Home Fires: An Intimate Portrait of One Middle-class Family in Postwar America
Blame it on the malign influence of sociology, Freudian psychology, or TV sitcoms, but millions of Americans wonder whether their families are truly ”normal” or uniquely mad. Don’t worry. Short of having a brother doing life without parole, a sister in a devil-worshipping cult, and your mom on Geraldo confessing to an interspecies love affair, there’s no way your brood could top the Gordons of Harbor Isle, Long Island, chronicled in Donald Katz’s remarkable Home Fires.
Maybe that’s too breezy a way to put it, given the seriousness of Katz’s approach and the sorrowfulness of so much of what his engrossing narrative reveals about the lives of Sam and Eve Gordon and their four gifted but troubled children during the roller coaster years since 1945. Yet a certain giddiness — a sort of cultural vertigo — can’t help but affect readers of this unusual book. Combining a reporter’s skills with an intimacy rarely found in nonfiction, Katz makes current chatter about ”family values” sound like Dick and Jane.
Having befriended Ricky, 36, the youngest Gordon, some years ago, the author found himself intrigued by the talented composer’s monologues on his ill-starred family. ”Was it indeed, as Ricky argued, ‘the times’ that so roiled and even ruined many families of the post-war era?” Katz asks. ”Or was it genetics…or the ‘myth of the 1950s family’; or the luck of the draw, or rock and roll; or, as several Gordons would attest at one point, was it karma?”
Katz offers no easy answers. But whatever it was, things didn’t turn out even remotely as Sam Goldenberg hoped when he returned from the Army after World War II ”determined to establish a ‘normal’ family untouched by…the household discord that had marred his own family.” By changing the family name to Gordon, establishing a successful business, and moving to the suburbs, Sam and his bride sought to become, in Katz’s words ”the very embodiment of the American Dream.”
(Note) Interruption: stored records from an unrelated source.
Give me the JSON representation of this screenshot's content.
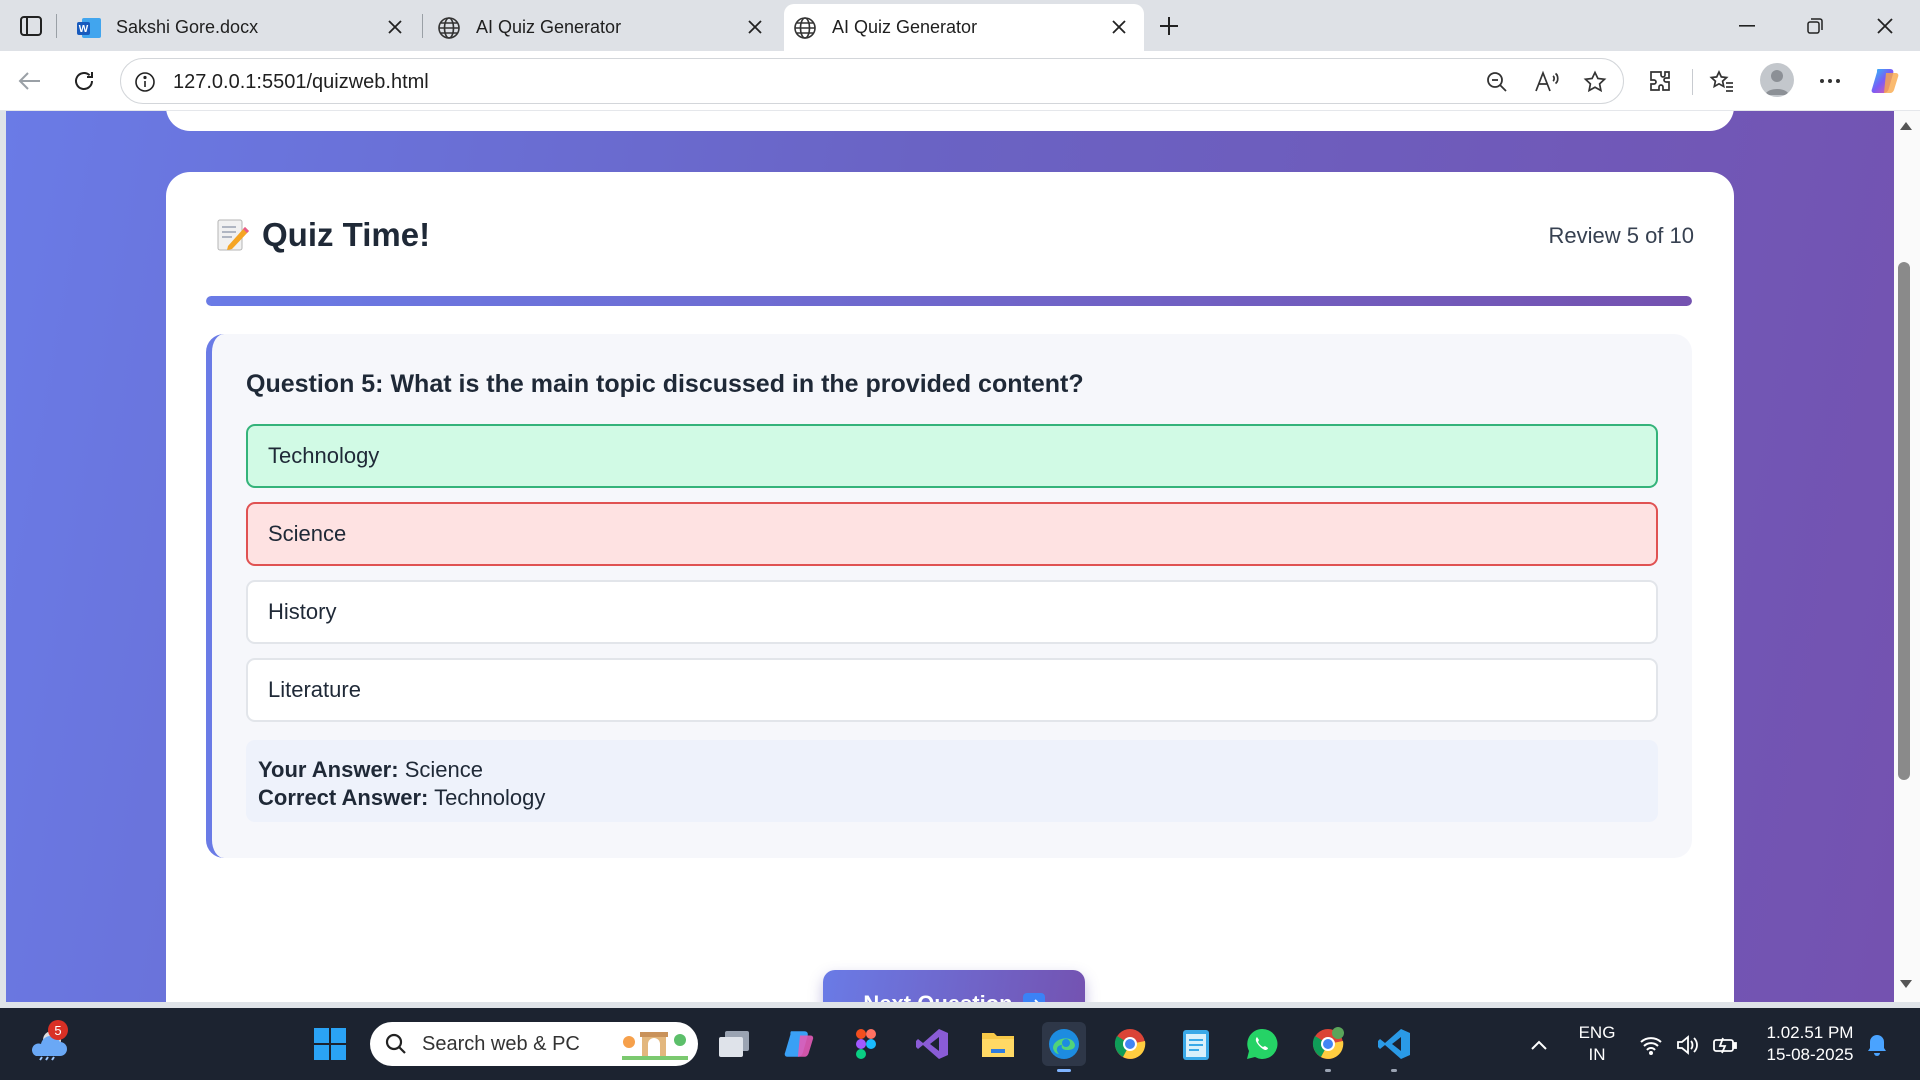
{
  "browser": {
    "tabs": [
      {
        "label": "Sakshi Gore.docx",
        "icon": "word-icon",
        "active": false
      },
      {
        "label": "AI Quiz Generator",
        "icon": "globe-icon",
        "active": false
      },
      {
        "label": "AI Quiz Generator",
        "icon": "globe-icon",
        "active": true
      }
    ],
    "url": "127.0.0.1:5501/quizweb.html"
  },
  "quiz": {
    "title": "Quiz Time!",
    "title_icon": "memo-icon",
    "review_counter": "Review 5 of 10",
    "progress": 1.0,
    "question": "Question 5: What is the main topic discussed in the provided content?",
    "options": [
      {
        "label": "Technology",
        "state": "correct"
      },
      {
        "label": "Science",
        "state": "wrong"
      },
      {
        "label": "History",
        "state": "neutral"
      },
      {
        "label": "Literature",
        "state": "neutral"
      }
    ],
    "your_answer_label": "Your Answer:",
    "your_answer": "Science",
    "correct_answer_label": "Correct Answer:",
    "correct_answer": "Technology",
    "next_button": "Next Question"
  },
  "colors": {
    "accent_start": "#6a7be6",
    "accent_end": "#7452b0",
    "correct_bg": "#d1fae5",
    "correct_border": "#34b37a",
    "wrong_bg": "#fee2e2",
    "wrong_border": "#e05252"
  },
  "taskbar": {
    "weather_badge": "5",
    "search_placeholder": "Search web & PC",
    "language_line1": "ENG",
    "language_line2": "IN",
    "time": "1.02.51 PM",
    "date": "15-08-2025",
    "apps": [
      "windows-start-icon",
      "file-manager-icon",
      "copilot-icon",
      "figma-icon",
      "visual-studio-icon",
      "file-explorer-icon",
      "edge-icon",
      "chrome-icon",
      "notepad-icon",
      "whatsapp-icon",
      "chrome-profile-icon",
      "vscode-icon"
    ]
  }
}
But things began to go wrong almost from the time their oldest daughter, Susan, born in 1943, learned the word no. By the time she and Lorraine, three years younger, were old enough to go to Alan Freed’s rock & roll shows at the Brooklyn Paramount, the family dinner table had become a battleground. ”Costume changes,” Katz writes of the children, ”commenced at a startling pace: rocker, beat, Ivy Leaguer, radical, hippie, feminist, dealer, unwed mother, divorcee, gay, yogi, healer….By the time I first heard Ricky’s stories, his oldest sister, the one with a degree from Vassar, whose articles I’d read in early issues of Rolling Stone and Ms., was a junkie roaming city streets. His second sister was living in poverty and was about to gather up her children, leave her boyfriend, a retired motorcycle outlaw, and return to the fold with her guru in Yogaville, Virginia. His mother, Ricky said, had become ‘skittery and sad.’ Ricky believed his father had never been able to accept that his only son was gay…(and) rarely spoke to his children at all.”
And so it goes, for page after remarkable page. Only the third daughter, Sheila, turned out remotely as her parents hoped. The Gordons are as voluble a clan of egomaniacs as ever spilled the beans to a journalist; if they kept any intimate secrets to themselves it’s hard to guess what they might be. Cleverly framed by Katz’s shrewd summaries of cultural and political events, Home Fires is not exactly what you’d call heartwarming. The Vassar junkie, for one, emerges as an insufferable ass and by no means the only drug abuser among her siblings. What’s fascinating and scary is that by most standards, Sam and Eve did everything right. Yet everything went wrong. Even so, Katz finds hope that through it all ”they never stopped being family. And the two of them had never stopped being in love.” A